Anyway -- welcome back!

Pamela Jeanne said...

Here from NaComLeavMo...and finally I can put a blog name with a face (which I've seen all around the comments section!)

I read this book over a long trip earlier this year but didn't participate in this book brigade. I can completely relate to your survivor description as well as this statement: "Memory is a powerful thing - with it we remember what we once were and are sometimes able to forget what we are becoming."

There are some memories I'd like very much to forget. For me sometimes the memory of what I once was is paralyzing.

Deb said...

Thanks for sharing your experiences and thoughts in these questions.

Glad that someone was kind enough to stop and help you out.

Kim said...

Just saying Hi from NCLM. I will have to get around to reading this book sometime soon!

excavator said...

Hi, Julia! Thanks for posting on my blog!

"Memory is a powerful thing - with it we remember what we once were and are sometimes able to forget what we are becoming."

That's a great line and a powerful insight. I've never thought about it quite that way before.

But then your question about acts of kindness was a great one too. That's the kind of question I was kicking myself for not being able to come up with. It's the kind of question I enjoy answering. OMG, what a nightmare scenario you were living beside the highway in Indiana. For me, a hot car, stinky field, pressing engagement, elderly people and blank wall after blank wall in search of solutions--eek, those are 'shoot me now and get it over with' moments. Hopefully the older people in your car didn't start acting like the children!

I was interested to see that you're from Rolla. For 5 years we lived a hundred miles away in Richmond Heights, just west of St. Louis--miss it too.
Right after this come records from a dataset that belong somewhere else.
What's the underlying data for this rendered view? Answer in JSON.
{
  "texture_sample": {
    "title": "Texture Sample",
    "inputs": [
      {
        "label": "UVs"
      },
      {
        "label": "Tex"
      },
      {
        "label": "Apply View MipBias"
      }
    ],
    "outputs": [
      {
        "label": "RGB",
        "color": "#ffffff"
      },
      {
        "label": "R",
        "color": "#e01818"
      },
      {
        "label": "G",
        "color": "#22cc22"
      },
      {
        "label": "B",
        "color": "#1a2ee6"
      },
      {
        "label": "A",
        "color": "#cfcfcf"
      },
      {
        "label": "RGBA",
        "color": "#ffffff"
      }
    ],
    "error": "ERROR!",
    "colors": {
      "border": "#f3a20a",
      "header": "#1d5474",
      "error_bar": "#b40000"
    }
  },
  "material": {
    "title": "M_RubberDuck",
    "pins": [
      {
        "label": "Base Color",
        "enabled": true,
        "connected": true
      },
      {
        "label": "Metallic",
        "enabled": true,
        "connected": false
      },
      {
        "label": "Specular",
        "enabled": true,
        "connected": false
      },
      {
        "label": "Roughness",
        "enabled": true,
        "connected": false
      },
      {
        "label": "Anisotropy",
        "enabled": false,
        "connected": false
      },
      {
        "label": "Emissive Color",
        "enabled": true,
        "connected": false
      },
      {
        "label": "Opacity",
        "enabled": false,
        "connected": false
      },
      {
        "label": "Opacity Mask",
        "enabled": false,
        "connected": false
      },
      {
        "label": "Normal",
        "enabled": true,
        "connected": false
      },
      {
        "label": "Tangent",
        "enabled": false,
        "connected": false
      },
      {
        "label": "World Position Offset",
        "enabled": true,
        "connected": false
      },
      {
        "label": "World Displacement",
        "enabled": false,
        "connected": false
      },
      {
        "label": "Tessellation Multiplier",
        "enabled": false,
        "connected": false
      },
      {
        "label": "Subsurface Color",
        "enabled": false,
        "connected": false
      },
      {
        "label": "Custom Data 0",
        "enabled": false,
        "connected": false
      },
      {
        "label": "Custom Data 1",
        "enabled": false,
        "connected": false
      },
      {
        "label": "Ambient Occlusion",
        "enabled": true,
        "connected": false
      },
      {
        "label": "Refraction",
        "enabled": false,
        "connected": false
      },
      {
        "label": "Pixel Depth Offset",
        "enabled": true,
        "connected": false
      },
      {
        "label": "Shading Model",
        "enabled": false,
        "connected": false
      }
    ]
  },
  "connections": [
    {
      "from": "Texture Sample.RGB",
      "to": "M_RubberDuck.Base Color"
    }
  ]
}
Duck said...

Nacomleavmo
Just stopping by! The book sounds like a good read.